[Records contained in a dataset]
^^^^^^^^
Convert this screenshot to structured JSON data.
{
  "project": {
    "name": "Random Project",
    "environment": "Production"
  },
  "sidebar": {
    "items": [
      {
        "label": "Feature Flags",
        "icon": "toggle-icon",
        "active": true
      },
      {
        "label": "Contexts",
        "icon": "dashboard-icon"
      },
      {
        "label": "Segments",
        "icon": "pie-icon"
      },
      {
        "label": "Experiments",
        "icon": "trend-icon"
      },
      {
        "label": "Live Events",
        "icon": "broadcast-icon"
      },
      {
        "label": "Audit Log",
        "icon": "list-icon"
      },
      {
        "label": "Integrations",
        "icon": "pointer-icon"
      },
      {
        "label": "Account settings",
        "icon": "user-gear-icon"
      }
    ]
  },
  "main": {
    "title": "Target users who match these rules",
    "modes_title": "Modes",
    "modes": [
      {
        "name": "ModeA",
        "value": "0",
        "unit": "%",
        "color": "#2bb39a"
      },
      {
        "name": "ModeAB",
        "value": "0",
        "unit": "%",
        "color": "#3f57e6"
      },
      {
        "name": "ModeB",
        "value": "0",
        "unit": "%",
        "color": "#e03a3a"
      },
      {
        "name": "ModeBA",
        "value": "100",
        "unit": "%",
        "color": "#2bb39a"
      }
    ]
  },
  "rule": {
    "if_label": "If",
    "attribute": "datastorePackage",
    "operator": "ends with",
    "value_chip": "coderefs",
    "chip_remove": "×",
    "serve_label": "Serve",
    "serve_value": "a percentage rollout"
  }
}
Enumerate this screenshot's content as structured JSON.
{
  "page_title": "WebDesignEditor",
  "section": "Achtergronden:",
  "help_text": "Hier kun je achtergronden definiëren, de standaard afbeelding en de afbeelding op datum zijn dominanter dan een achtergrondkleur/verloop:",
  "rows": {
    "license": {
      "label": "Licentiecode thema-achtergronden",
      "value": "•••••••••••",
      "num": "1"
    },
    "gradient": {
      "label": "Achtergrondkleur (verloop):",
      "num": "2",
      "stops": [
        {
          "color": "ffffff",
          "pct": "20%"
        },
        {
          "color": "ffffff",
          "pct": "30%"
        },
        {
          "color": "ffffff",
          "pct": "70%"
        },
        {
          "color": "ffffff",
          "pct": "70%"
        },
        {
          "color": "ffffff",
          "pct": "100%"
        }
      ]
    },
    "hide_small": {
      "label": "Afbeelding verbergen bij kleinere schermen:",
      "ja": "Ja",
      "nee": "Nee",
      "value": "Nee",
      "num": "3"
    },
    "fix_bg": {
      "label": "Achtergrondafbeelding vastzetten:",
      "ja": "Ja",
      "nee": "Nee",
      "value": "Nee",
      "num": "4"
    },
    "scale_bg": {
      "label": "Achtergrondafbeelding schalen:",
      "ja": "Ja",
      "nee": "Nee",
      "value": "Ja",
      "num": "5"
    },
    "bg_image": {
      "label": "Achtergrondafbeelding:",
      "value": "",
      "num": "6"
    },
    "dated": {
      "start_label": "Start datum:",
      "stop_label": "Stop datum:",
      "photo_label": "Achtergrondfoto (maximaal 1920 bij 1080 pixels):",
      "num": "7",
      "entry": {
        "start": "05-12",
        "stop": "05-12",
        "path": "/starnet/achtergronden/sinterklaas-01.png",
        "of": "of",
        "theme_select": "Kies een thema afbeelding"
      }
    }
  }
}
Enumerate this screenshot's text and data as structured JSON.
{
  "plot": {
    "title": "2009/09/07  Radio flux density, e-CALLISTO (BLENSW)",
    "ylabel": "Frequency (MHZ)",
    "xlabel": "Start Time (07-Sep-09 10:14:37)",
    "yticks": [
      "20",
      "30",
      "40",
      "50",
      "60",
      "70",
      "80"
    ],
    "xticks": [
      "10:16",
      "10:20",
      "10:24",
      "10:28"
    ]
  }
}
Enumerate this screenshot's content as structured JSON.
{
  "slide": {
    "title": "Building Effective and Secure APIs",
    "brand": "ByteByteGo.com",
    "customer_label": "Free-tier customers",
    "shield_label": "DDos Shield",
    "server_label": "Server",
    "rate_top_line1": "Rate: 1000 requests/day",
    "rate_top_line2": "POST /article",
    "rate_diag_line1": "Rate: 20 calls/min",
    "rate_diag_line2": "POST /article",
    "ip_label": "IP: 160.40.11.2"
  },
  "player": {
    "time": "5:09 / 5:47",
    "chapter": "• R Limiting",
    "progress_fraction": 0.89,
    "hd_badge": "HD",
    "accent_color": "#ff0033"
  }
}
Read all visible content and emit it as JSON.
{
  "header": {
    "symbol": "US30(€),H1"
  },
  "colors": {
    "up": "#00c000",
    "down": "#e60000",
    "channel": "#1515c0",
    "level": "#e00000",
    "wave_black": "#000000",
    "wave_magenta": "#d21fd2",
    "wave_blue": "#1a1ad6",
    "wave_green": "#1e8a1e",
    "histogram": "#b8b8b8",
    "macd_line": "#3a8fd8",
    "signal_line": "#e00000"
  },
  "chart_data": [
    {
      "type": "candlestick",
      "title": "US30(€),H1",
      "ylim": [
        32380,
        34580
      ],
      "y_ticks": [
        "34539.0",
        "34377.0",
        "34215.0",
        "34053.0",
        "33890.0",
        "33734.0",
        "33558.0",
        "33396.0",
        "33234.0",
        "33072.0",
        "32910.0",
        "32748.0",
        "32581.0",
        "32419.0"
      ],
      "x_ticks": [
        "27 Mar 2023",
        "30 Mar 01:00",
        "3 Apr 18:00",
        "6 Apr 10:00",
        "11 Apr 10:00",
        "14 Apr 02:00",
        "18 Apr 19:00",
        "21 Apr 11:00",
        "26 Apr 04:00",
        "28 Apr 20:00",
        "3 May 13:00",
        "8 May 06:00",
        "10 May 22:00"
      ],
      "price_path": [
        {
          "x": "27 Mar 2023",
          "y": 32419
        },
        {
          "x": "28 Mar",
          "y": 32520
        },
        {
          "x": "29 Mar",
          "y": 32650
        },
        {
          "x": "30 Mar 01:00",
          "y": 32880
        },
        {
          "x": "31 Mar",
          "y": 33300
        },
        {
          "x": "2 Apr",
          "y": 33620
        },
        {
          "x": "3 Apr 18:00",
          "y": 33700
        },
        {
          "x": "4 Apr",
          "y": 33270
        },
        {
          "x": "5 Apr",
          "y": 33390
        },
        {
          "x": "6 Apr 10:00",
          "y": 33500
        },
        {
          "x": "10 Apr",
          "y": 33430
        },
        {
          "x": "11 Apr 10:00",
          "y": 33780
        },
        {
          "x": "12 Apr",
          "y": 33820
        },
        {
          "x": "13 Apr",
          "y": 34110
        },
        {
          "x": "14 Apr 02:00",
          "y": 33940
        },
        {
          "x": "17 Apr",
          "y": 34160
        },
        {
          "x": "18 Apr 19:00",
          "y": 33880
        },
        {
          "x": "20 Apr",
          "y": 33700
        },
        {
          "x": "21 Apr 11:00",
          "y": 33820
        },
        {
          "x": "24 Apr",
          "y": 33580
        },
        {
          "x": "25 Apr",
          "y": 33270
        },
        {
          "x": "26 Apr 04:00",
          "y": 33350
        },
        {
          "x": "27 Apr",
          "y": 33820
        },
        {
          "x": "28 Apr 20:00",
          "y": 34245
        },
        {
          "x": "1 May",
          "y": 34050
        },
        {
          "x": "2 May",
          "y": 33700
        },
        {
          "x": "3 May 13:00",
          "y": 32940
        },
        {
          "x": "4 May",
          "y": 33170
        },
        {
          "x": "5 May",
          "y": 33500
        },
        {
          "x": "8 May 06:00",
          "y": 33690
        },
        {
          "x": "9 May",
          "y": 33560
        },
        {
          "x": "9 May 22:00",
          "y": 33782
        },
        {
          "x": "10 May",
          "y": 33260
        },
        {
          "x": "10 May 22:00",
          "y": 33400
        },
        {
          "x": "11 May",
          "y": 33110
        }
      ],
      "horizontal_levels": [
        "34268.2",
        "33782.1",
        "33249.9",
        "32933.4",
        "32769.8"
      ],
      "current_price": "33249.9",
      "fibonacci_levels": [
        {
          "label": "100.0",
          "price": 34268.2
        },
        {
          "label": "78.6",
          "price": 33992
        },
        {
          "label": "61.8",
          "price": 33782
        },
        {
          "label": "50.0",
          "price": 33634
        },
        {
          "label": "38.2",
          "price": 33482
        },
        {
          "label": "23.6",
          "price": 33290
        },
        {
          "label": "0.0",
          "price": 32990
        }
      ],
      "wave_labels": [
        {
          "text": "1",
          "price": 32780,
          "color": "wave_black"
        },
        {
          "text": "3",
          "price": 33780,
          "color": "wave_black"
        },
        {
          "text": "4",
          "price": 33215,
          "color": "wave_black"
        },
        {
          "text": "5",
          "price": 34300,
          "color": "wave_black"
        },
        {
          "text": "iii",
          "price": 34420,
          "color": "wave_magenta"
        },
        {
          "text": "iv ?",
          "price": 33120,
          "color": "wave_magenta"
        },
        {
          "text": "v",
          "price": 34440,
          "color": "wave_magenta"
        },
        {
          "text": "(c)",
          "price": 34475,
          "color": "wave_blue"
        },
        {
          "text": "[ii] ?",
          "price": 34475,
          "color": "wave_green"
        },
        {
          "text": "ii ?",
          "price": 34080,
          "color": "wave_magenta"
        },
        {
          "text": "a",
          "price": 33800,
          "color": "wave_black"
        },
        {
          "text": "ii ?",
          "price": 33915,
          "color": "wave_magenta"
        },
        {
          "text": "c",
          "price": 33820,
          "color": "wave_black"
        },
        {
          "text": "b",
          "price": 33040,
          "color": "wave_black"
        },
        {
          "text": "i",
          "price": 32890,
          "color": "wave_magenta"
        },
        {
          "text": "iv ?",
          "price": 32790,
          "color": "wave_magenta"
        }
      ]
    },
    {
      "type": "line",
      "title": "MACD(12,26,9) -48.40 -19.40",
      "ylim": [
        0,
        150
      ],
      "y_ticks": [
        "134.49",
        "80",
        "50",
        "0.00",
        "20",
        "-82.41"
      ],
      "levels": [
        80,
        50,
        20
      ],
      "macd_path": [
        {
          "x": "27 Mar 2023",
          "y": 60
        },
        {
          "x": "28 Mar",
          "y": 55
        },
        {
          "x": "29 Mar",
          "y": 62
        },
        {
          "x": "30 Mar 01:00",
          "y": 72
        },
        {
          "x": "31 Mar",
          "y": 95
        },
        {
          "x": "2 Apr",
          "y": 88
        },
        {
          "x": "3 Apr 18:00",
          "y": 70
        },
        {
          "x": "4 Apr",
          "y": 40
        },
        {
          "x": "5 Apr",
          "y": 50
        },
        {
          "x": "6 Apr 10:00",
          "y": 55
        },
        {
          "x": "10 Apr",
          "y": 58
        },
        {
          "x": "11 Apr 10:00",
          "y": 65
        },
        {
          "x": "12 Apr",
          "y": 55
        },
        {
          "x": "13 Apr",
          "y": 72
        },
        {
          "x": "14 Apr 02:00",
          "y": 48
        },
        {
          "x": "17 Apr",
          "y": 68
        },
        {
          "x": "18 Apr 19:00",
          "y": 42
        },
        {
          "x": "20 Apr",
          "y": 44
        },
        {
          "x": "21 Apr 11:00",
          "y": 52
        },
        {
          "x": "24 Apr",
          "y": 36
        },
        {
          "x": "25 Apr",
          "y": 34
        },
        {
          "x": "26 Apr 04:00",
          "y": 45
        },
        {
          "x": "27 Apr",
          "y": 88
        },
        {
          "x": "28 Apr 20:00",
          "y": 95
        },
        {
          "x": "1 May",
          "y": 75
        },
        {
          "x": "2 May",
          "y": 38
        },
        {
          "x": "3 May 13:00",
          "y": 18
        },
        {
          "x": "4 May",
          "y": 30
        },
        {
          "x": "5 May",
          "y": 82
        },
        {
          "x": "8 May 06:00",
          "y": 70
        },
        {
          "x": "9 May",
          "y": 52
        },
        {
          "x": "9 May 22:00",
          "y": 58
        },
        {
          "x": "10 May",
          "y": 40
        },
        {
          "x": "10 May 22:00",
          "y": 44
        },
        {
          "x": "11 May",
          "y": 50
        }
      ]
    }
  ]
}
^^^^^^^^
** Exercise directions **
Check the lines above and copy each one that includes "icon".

** Task result **
        "icon": "toggle-icon",
        "icon": "dashboard-icon"
        "icon": "pie-icon"
        "icon": "trend-icon"
        "icon": "broadcast-icon"
        "icon": "list-icon"
        "icon": "pointer-icon"
        "icon": "user-gear-icon"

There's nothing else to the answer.